__Aim of the task__
In the entries below, count the lines holding "INPUT". Reply with the number only.

(Web page and app entries)
■ ■ ■ ■

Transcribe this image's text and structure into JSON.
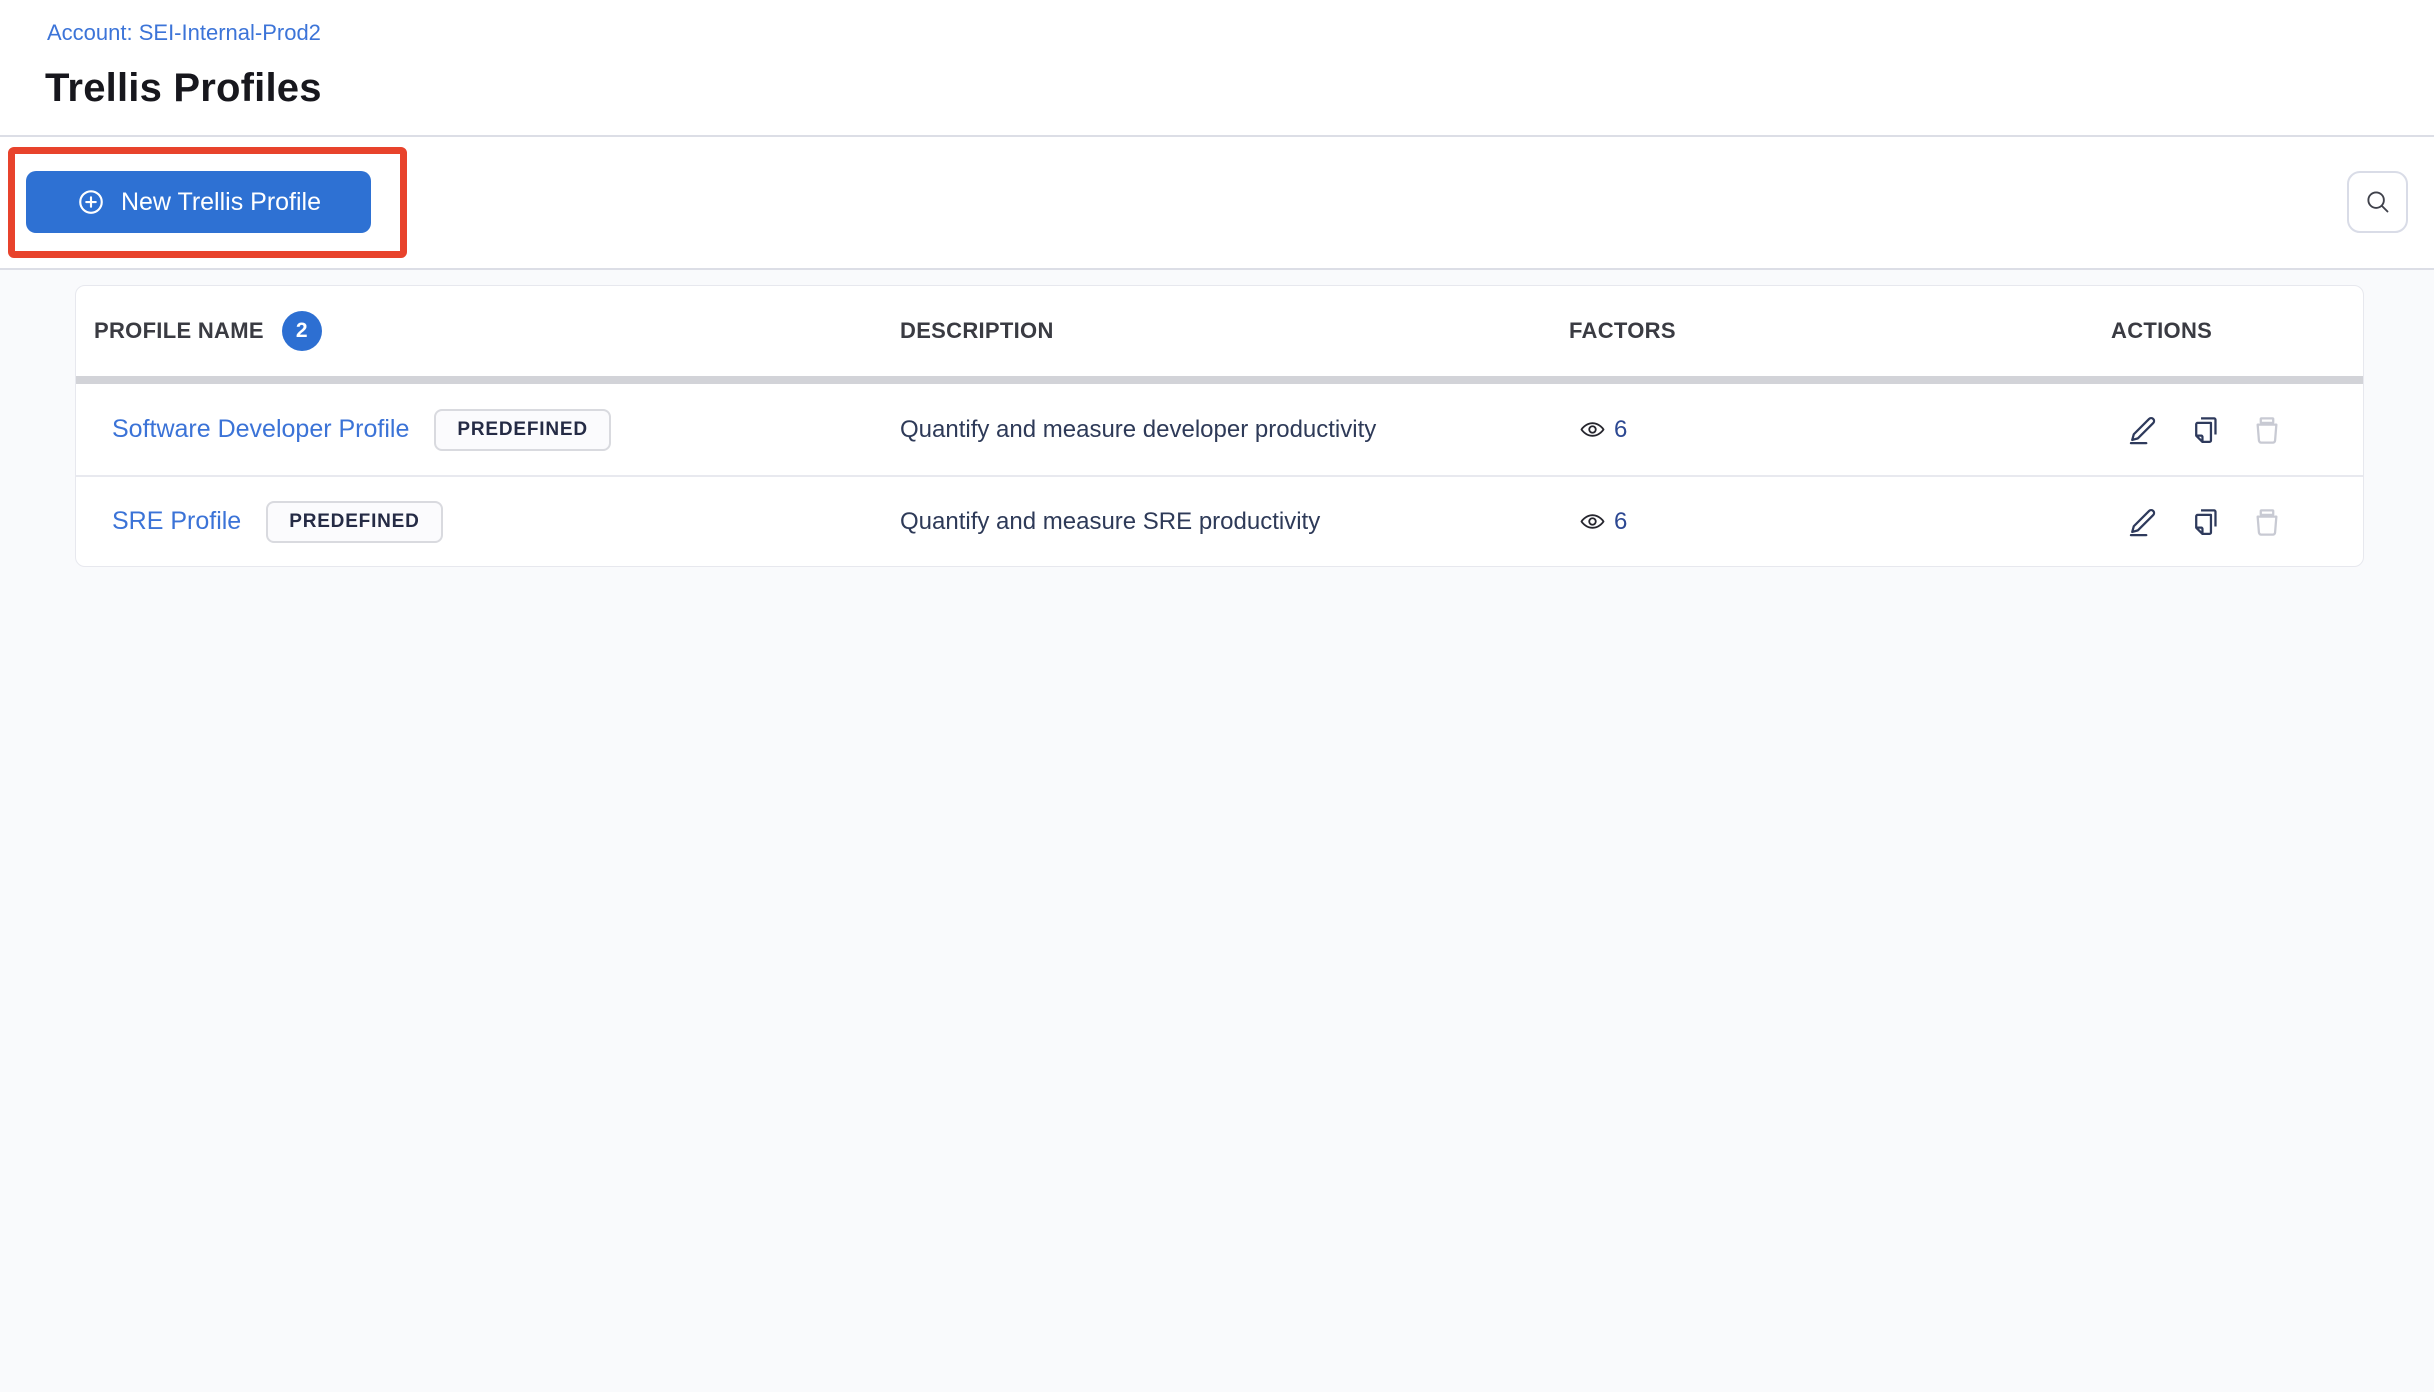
{
  "page": {
    "account_breadcrumb": "Account: SEI-Internal-Prod2",
    "title": "Trellis Profiles"
  },
  "toolbar": {
    "new_profile_button_label": "New Trellis Profile"
  },
  "table": {
    "headers": {
      "profile_name": "PROFILE NAME",
      "description": "DESCRIPTION",
      "factors": "FACTORS",
      "actions": "ACTIONS"
    },
    "profile_count_badge": "2",
    "rows": [
      {
        "name": "Software Developer Profile",
        "tag": "PREDEFINED",
        "description": "Quantify and measure developer productivity",
        "factors_count": "6"
      },
      {
        "name": "SRE Profile",
        "tag": "PREDEFINED",
        "description": "Quantify and measure SRE productivity",
        "factors_count": "6"
      }
    ]
  },
  "icons": {
    "button_icon": "plus-circle-icon",
    "search_icon": "magnifier-icon",
    "factors_icon": "eye-icon",
    "row_actions": [
      "edit-pencil-icon",
      "copy-icon",
      "trash-icon"
    ]
  },
  "colors": {
    "primary_button_blue": "#2e71d3",
    "link_blue": "#3b73d7",
    "count_badge_blue": "#2d6fd2",
    "annotation_red": "#e8432c",
    "action_icon_navy": "#2e3a5c",
    "disabled_icon_gray": "#c8cad3",
    "header_text": "#3a3b42",
    "description_text": "#2e3a58",
    "body_background": "#f9fafc"
  }
}
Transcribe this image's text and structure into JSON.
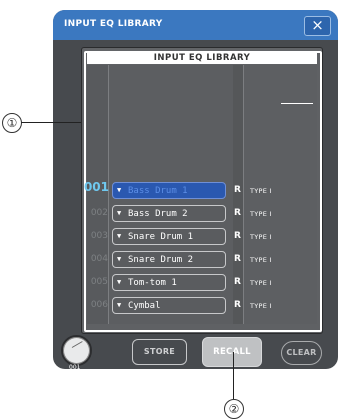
{
  "dialog": {
    "title": "INPUT EQ LIBRARY",
    "close_glyph": "×"
  },
  "library": {
    "header": "INPUT EQ LIBRARY",
    "rows": [
      {
        "num": "001",
        "name": "Bass Drum 1",
        "r": "R",
        "type": "TYPE I",
        "selected": true
      },
      {
        "num": "002",
        "name": "Bass Drum 2",
        "r": "R",
        "type": "TYPE I",
        "selected": false
      },
      {
        "num": "003",
        "name": "Snare Drum 1",
        "r": "R",
        "type": "TYPE I",
        "selected": false
      },
      {
        "num": "004",
        "name": "Snare Drum 2",
        "r": "R",
        "type": "TYPE I",
        "selected": false
      },
      {
        "num": "005",
        "name": "Tom-tom 1",
        "r": "R",
        "type": "TYPE I",
        "selected": false
      },
      {
        "num": "006",
        "name": "Cymbal",
        "r": "R",
        "type": "TYPE I",
        "selected": false
      }
    ]
  },
  "controls": {
    "knob_value": "001",
    "store_label": "STORE",
    "recall_label": "RECALL",
    "clear_label": "CLEAR"
  },
  "callouts": {
    "one": "①",
    "two": "②"
  },
  "colors": {
    "title_bar": "#3b78c0",
    "selected_number": "#6fc8ef",
    "selected_row": "#2a58b0"
  },
  "icons": {
    "close": "close-icon",
    "dropdown": "dropdown-arrow-icon",
    "knob": "rotary-knob-icon"
  }
}
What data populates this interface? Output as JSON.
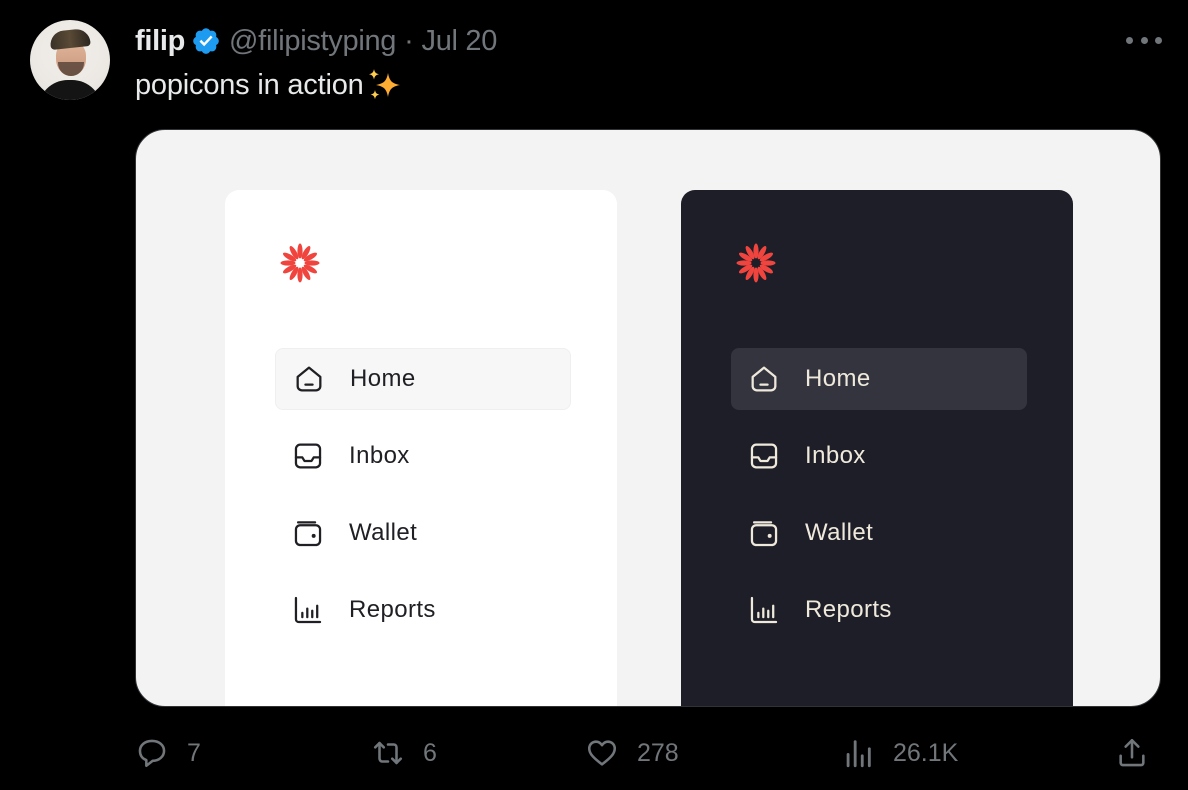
{
  "tweet": {
    "author_name": "filip",
    "verified": true,
    "handle": "@filipistyping",
    "separator": "·",
    "date": "Jul 20",
    "text": "popicons in action",
    "emoji": "sparkles",
    "more_icon": "more-horizontal-icon"
  },
  "media": {
    "background_color": "#f3f3f3",
    "panels": [
      {
        "theme": "light",
        "background": "#ffffff",
        "logo_color": "#f0453f",
        "items": [
          {
            "label": "Home",
            "icon": "home-icon",
            "active": true
          },
          {
            "label": "Inbox",
            "icon": "inbox-icon",
            "active": false
          },
          {
            "label": "Wallet",
            "icon": "wallet-icon",
            "active": false
          },
          {
            "label": "Reports",
            "icon": "reports-icon",
            "active": false
          }
        ]
      },
      {
        "theme": "dark",
        "background": "#1e1e28",
        "logo_color": "#f0453f",
        "items": [
          {
            "label": "Home",
            "icon": "home-icon",
            "active": true
          },
          {
            "label": "Inbox",
            "icon": "inbox-icon",
            "active": false
          },
          {
            "label": "Wallet",
            "icon": "wallet-icon",
            "active": false
          },
          {
            "label": "Reports",
            "icon": "reports-icon",
            "active": false
          }
        ]
      }
    ]
  },
  "actions": {
    "replies": "7",
    "reposts": "6",
    "likes": "278",
    "views": "26.1K"
  },
  "colors": {
    "verified_blue": "#1d9bf0",
    "muted": "#71767b",
    "text": "#e7e9ea",
    "accent_red": "#f0453f"
  }
}
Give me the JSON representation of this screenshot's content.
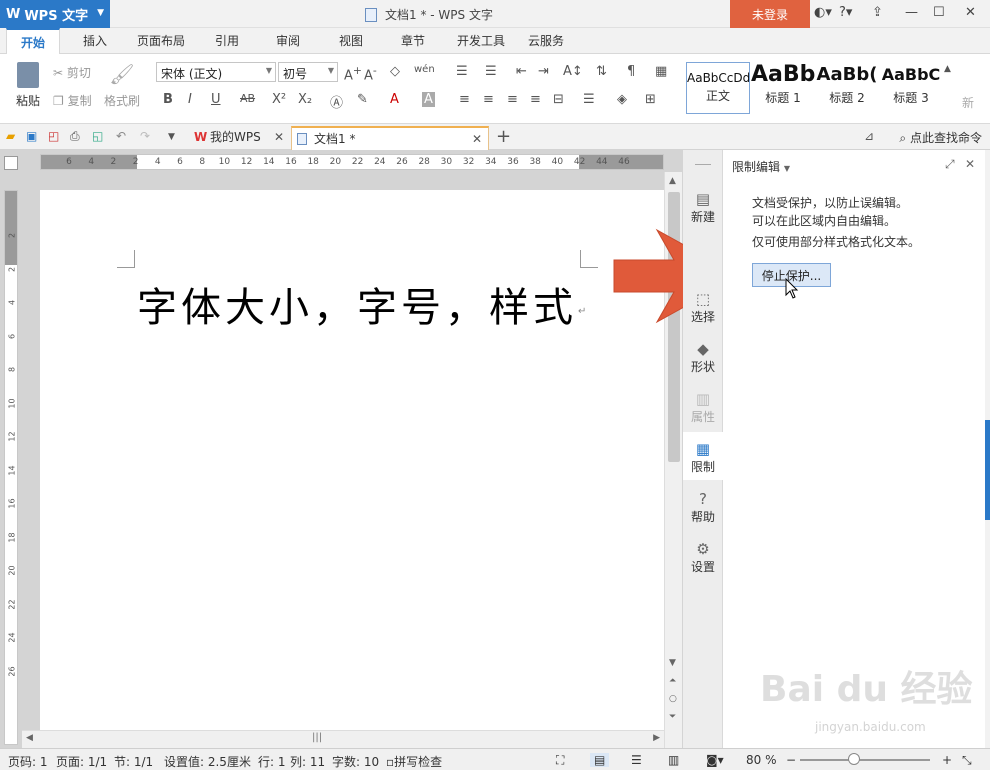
{
  "titlebar": {
    "app_name": "WPS 文字",
    "doc_title": "文档1 * - WPS 文字",
    "login": "未登录"
  },
  "tabs": [
    "开始",
    "插入",
    "页面布局",
    "引用",
    "审阅",
    "视图",
    "章节",
    "开发工具",
    "云服务"
  ],
  "ribbon": {
    "paste": "粘贴",
    "cut": "剪切",
    "copy": "复制",
    "format_painter": "格式刷",
    "font_name": "宋体 (正文)",
    "font_size": "初号",
    "styles": [
      {
        "sample": "AaBbCcDd",
        "label": "正文"
      },
      {
        "sample": "AaBb",
        "label": "标题 1"
      },
      {
        "sample": "AaBb(",
        "label": "标题 2"
      },
      {
        "sample": "AaBbC",
        "label": "标题 3"
      }
    ],
    "new_style": "新"
  },
  "quickbar": {
    "tab_mywps": "我的WPS",
    "tab_doc": "文档1 *",
    "search": "点此查找命令"
  },
  "ruler": {
    "h_ticks": [
      "6",
      "4",
      "2",
      "2",
      "4",
      "6",
      "8",
      "10",
      "12",
      "14",
      "16",
      "18",
      "20",
      "22",
      "24",
      "26",
      "28",
      "30",
      "32",
      "34",
      "36",
      "38",
      "40",
      "42",
      "44",
      "46"
    ],
    "v_ticks": [
      "2",
      "2",
      "4",
      "6",
      "8",
      "10",
      "12",
      "14",
      "16",
      "18",
      "20",
      "22",
      "24",
      "26"
    ]
  },
  "document": {
    "text": "字体大小，字号，样式",
    "para_mark": "↵"
  },
  "sidebar": {
    "items": [
      {
        "label": "新建",
        "icon": "new-doc-icon"
      },
      {
        "label": "选择",
        "icon": "select-icon"
      },
      {
        "label": "形状",
        "icon": "shape-icon"
      },
      {
        "label": "属性",
        "icon": "property-icon"
      },
      {
        "label": "限制",
        "icon": "restrict-icon"
      },
      {
        "label": "帮助",
        "icon": "help-icon"
      },
      {
        "label": "设置",
        "icon": "settings-icon"
      }
    ]
  },
  "pane": {
    "title": "限制编辑",
    "lines": [
      "文档受保护，以防止误编辑。",
      "可以在此区域内自由编辑。",
      "仅可使用部分样式格式化文本。"
    ],
    "stop_button": "停止保护..."
  },
  "statusbar": {
    "page_code": "页码: 1",
    "page": "页面: 1/1",
    "section": "节: 1/1",
    "setting": "设置值: 2.5厘米",
    "line": "行: 1",
    "col": "列: 11",
    "words": "字数: 10",
    "spellcheck": "拼写检查",
    "zoom": "80 %"
  },
  "watermark": {
    "main": "Bai du 经验",
    "sub": "jingyan.baidu.com"
  },
  "colors": {
    "accent": "#2b79c8",
    "login": "#e0623f",
    "arrow": "#e05a3a"
  }
}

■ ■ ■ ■

__Exercise result__
2